Data about app and page elements:

————————

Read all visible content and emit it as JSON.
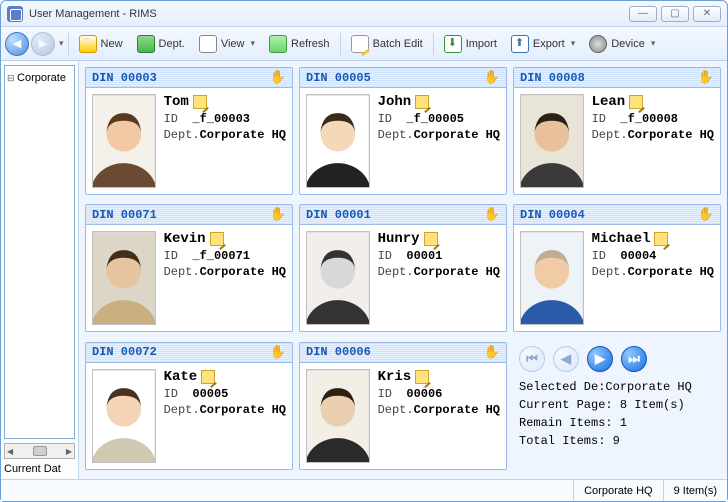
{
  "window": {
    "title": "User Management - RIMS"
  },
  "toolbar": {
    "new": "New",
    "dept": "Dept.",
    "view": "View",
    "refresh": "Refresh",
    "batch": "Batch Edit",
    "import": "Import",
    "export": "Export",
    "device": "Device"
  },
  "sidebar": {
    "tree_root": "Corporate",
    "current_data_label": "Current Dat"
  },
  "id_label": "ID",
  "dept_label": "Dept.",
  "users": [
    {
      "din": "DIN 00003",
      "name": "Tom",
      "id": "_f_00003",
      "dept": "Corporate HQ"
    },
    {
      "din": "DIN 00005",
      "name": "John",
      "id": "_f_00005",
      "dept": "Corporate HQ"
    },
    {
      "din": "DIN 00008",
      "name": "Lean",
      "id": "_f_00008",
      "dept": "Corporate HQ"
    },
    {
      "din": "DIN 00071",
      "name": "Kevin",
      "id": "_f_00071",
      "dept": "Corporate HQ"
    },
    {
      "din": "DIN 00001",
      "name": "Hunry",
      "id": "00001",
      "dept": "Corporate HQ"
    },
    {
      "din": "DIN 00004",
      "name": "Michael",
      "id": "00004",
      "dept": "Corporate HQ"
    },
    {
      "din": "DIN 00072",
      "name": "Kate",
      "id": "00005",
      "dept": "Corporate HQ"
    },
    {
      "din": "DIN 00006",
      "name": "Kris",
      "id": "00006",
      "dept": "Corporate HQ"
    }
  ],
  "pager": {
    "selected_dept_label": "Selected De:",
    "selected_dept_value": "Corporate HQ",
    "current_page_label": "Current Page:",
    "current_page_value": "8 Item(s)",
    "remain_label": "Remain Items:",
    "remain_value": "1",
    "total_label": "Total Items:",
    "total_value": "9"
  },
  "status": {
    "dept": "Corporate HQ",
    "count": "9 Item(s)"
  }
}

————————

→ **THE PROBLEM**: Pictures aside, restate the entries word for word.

→ **ANSWER FOR THIS EXERCISE**:
Read all visible content and emit it as JSON.
{
  "window": {
    "title": "User Management - RIMS"
  },
  "toolbar": {
    "new": "New",
    "dept": "Dept.",
    "view": "View",
    "refresh": "Refresh",
    "batch": "Batch Edit",
    "import": "Import",
    "export": "Export",
    "device": "Device"
  },
  "sidebar": {
    "tree_root": "Corporate",
    "current_data_label": "Current Dat"
  },
  "id_label": "ID",
  "dept_label": "Dept.",
  "users": [
    {
      "din": "DIN 00003",
      "name": "Tom",
      "id": "_f_00003",
      "dept": "Corporate HQ"
    },
    {
      "din": "DIN 00005",
      "name": "John",
      "id": "_f_00005",
      "dept": "Corporate HQ"
    },
    {
      "din": "DIN 00008",
      "name": "Lean",
      "id": "_f_00008",
      "dept": "Corporate HQ"
    },
    {
      "din": "DIN 00071",
      "name": "Kevin",
      "id": "_f_00071",
      "dept": "Corporate HQ"
    },
    {
      "din": "DIN 00001",
      "name": "Hunry",
      "id": "00001",
      "dept": "Corporate HQ"
    },
    {
      "din": "DIN 00004",
      "name": "Michael",
      "id": "00004",
      "dept": "Corporate HQ"
    },
    {
      "din": "DIN 00072",
      "name": "Kate",
      "id": "00005",
      "dept": "Corporate HQ"
    },
    {
      "din": "DIN 00006",
      "name": "Kris",
      "id": "00006",
      "dept": "Corporate HQ"
    }
  ],
  "pager": {
    "selected_dept_label": "Selected De:",
    "selected_dept_value": "Corporate HQ",
    "current_page_label": "Current Page:",
    "current_page_value": "8 Item(s)",
    "remain_label": "Remain Items:",
    "remain_value": "1",
    "total_label": "Total Items:",
    "total_value": "9"
  },
  "status": {
    "dept": "Corporate HQ",
    "count": "9 Item(s)"
  }
}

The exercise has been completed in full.